— INPUT —

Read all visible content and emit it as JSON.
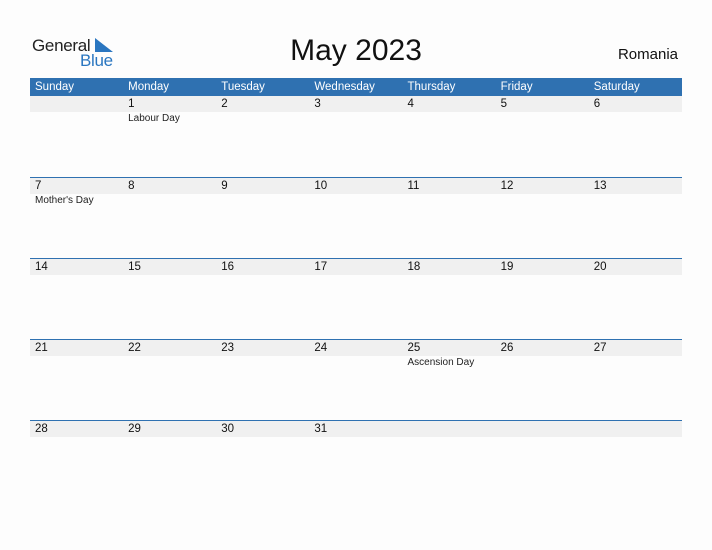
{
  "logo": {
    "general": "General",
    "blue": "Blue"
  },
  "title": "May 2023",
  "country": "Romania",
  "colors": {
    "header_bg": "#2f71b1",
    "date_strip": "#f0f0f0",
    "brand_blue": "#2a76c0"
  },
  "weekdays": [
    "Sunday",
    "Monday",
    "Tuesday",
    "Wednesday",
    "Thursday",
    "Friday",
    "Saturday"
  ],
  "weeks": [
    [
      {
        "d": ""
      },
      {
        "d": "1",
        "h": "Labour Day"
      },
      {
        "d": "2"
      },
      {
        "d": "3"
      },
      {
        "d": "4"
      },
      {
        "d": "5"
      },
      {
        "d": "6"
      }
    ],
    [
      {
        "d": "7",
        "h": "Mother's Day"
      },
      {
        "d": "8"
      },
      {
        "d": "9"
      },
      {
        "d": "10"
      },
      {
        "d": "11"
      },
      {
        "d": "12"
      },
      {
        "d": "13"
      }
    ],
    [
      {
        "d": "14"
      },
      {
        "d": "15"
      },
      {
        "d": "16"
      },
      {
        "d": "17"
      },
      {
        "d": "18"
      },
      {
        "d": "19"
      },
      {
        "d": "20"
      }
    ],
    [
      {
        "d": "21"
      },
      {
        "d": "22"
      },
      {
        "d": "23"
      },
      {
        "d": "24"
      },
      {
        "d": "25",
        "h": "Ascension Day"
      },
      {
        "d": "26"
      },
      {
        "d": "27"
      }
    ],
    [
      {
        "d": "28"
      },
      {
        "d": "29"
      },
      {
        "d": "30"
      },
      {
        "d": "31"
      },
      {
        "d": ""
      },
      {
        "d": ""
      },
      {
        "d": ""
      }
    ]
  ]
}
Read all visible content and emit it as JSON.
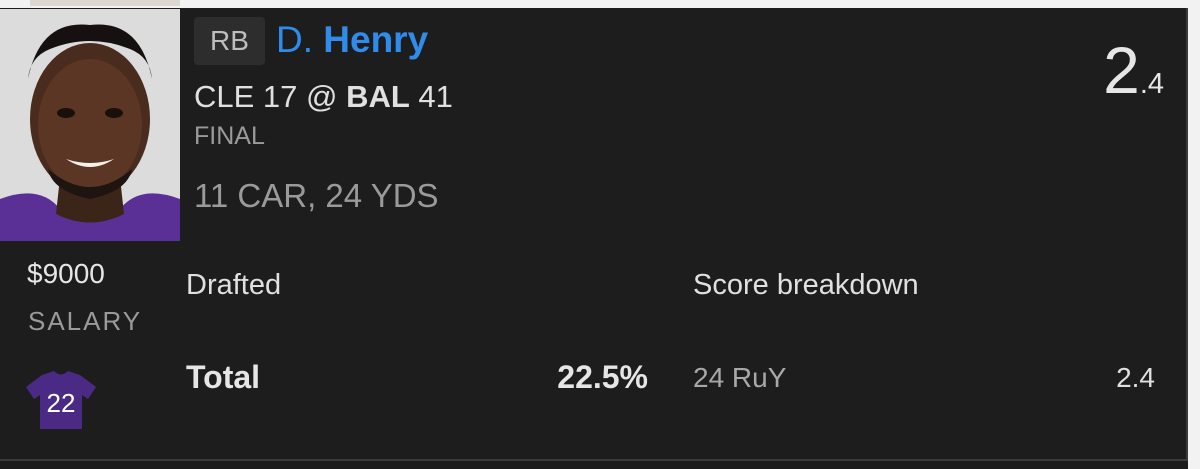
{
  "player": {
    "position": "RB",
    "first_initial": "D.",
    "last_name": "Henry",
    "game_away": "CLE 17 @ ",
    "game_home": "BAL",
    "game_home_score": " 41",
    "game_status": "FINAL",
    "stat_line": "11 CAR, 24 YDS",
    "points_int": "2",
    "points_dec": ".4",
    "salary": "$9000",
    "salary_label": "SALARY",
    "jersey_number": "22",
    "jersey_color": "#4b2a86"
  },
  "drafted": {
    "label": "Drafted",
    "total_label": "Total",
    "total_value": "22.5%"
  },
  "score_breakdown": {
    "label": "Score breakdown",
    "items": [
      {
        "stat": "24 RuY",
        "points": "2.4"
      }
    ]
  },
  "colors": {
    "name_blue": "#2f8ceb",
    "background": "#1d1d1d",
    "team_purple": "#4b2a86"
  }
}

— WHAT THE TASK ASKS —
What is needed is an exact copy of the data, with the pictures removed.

— RESPONSE AREA —
Read all visible content and emit it as JSON.
{
  "logo": {
    "general": "General",
    "blue": "Blue"
  },
  "title": "May 2023",
  "country": "Romania",
  "colors": {
    "header_bg": "#2f71b1",
    "date_strip": "#f0f0f0",
    "brand_blue": "#2a76c0"
  },
  "weekdays": [
    "Sunday",
    "Monday",
    "Tuesday",
    "Wednesday",
    "Thursday",
    "Friday",
    "Saturday"
  ],
  "weeks": [
    [
      {
        "d": ""
      },
      {
        "d": "1",
        "h": "Labour Day"
      },
      {
        "d": "2"
      },
      {
        "d": "3"
      },
      {
        "d": "4"
      },
      {
        "d": "5"
      },
      {
        "d": "6"
      }
    ],
    [
      {
        "d": "7",
        "h": "Mother's Day"
      },
      {
        "d": "8"
      },
      {
        "d": "9"
      },
      {
        "d": "10"
      },
      {
        "d": "11"
      },
      {
        "d": "12"
      },
      {
        "d": "13"
      }
    ],
    [
      {
        "d": "14"
      },
      {
        "d": "15"
      },
      {
        "d": "16"
      },
      {
        "d": "17"
      },
      {
        "d": "18"
      },
      {
        "d": "19"
      },
      {
        "d": "20"
      }
    ],
    [
      {
        "d": "21"
      },
      {
        "d": "22"
      },
      {
        "d": "23"
      },
      {
        "d": "24"
      },
      {
        "d": "25",
        "h": "Ascension Day"
      },
      {
        "d": "26"
      },
      {
        "d": "27"
      }
    ],
    [
      {
        "d": "28"
      },
      {
        "d": "29"
      },
      {
        "d": "30"
      },
      {
        "d": "31"
      },
      {
        "d": ""
      },
      {
        "d": ""
      },
      {
        "d": ""
      }
    ]
  ]
}
Read all visible content and emit it as JSON.
{
  "player": {
    "position": "RB",
    "first_initial": "D.",
    "last_name": "Henry",
    "game_away": "CLE 17 @ ",
    "game_home": "BAL",
    "game_home_score": " 41",
    "game_status": "FINAL",
    "stat_line": "11 CAR, 24 YDS",
    "points_int": "2",
    "points_dec": ".4",
    "salary": "$9000",
    "salary_label": "SALARY",
    "jersey_number": "22",
    "jersey_color": "#4b2a86"
  },
  "drafted": {
    "label": "Drafted",
    "total_label": "Total",
    "total_value": "22.5%"
  },
  "score_breakdown": {
    "label": "Score breakdown",
    "items": [
      {
        "stat": "24 RuY",
        "points": "2.4"
      }
    ]
  },
  "colors": {
    "name_blue": "#2f8ceb",
    "background": "#1d1d1d",
    "team_purple": "#4b2a86"
  }
}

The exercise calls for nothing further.